SEC Considerably Understates Costs of Rule 12b-1 Reform Proposal

By ICI Viewpoints

December 01, 2010

Following up on our November comment letter to the Securities Exchange Commission, ICI conducted and submitted our own cost-benefit analysis of the SEC’s proposal to replace Rule 12b-1. The takeaway? The SEC’s proposal understates the costs of reforming Rule 12b-1, while overstating the benefits.

Here are a few key points from our analysis:

  • The cost of implementing the rule is estimated to be $418 million initially, more than twice the $159 million estimated by the SEC. In addition, we anticipate that the annual ongoing costs to funds cumulated over the five-year grandfathering period would conservatively amount to $345 million, over eight times the $40 million that the SEC estimated. We estimated these costs based on information from 20 fund complexes with 1,044 funds that account for 64 percent of assets held in share classes with a 12b-1 fee greater than 25 basis points.
  • We see little basis for the SEC’s hypothesis that the proposed rule will convey annual benefits to fund shareholders of $1.1 billion to $1.3 billion. The SEC proposal would cap the asset-based distribution fees that investors pay through funds. The Commission assumes this cap will allow shareholders to pay intermediaries less—yet still receive comparable services. This ignores market realities. The $1.1 to $1.3 billion reduction in the fees paid by investors through mutual funds will be matched by a one-for-one dollar increase in fees that they would pay outside of funds. In effect, the SEC proposal would do nothing more than “squeeze a balloon.”
  • The SEC fails to address other ramifications of the proposal. The SEC’s cost-benefit analysis simply does not anticipate or address fully such areas as the proposal’s impact on investors in retirement share classes or on small investors seeking professional investment services. Nor has the SEC fully considered the possibility that a vast restructuring of the fund distribution system could shift incentives for brokers and financial advisers to promote other, less regulated financial products—and whether that would be beneficial or costly to investors.

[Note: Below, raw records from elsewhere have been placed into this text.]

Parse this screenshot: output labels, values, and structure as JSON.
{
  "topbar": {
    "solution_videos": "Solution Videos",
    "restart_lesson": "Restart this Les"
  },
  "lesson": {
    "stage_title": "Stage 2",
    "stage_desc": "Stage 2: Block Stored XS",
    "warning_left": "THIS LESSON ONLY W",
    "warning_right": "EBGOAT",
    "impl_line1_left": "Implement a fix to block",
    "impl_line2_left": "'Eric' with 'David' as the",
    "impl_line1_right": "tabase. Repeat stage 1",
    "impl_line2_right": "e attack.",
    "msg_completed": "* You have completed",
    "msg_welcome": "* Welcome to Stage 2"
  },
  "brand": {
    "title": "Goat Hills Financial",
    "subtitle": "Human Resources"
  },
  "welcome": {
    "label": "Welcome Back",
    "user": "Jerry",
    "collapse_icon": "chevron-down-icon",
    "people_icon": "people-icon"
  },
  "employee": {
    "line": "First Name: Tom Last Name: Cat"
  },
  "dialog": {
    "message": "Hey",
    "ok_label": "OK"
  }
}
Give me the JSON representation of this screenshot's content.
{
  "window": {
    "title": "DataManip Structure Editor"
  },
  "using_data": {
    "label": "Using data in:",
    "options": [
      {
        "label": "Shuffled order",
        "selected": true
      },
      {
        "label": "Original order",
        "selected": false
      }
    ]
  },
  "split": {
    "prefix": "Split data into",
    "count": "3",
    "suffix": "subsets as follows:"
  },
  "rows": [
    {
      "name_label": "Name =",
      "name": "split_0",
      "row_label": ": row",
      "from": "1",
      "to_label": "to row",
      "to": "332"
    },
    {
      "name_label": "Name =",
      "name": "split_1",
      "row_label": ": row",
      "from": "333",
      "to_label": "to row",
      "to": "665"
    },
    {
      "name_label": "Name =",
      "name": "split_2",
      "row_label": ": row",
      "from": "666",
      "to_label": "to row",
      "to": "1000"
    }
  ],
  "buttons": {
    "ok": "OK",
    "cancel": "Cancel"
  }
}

Bottom line: the likely costs of the SEC proposal far outweigh the potential benefits. The Commission must take a further and more careful look at its economic analysis before proceeding with this rulemaking.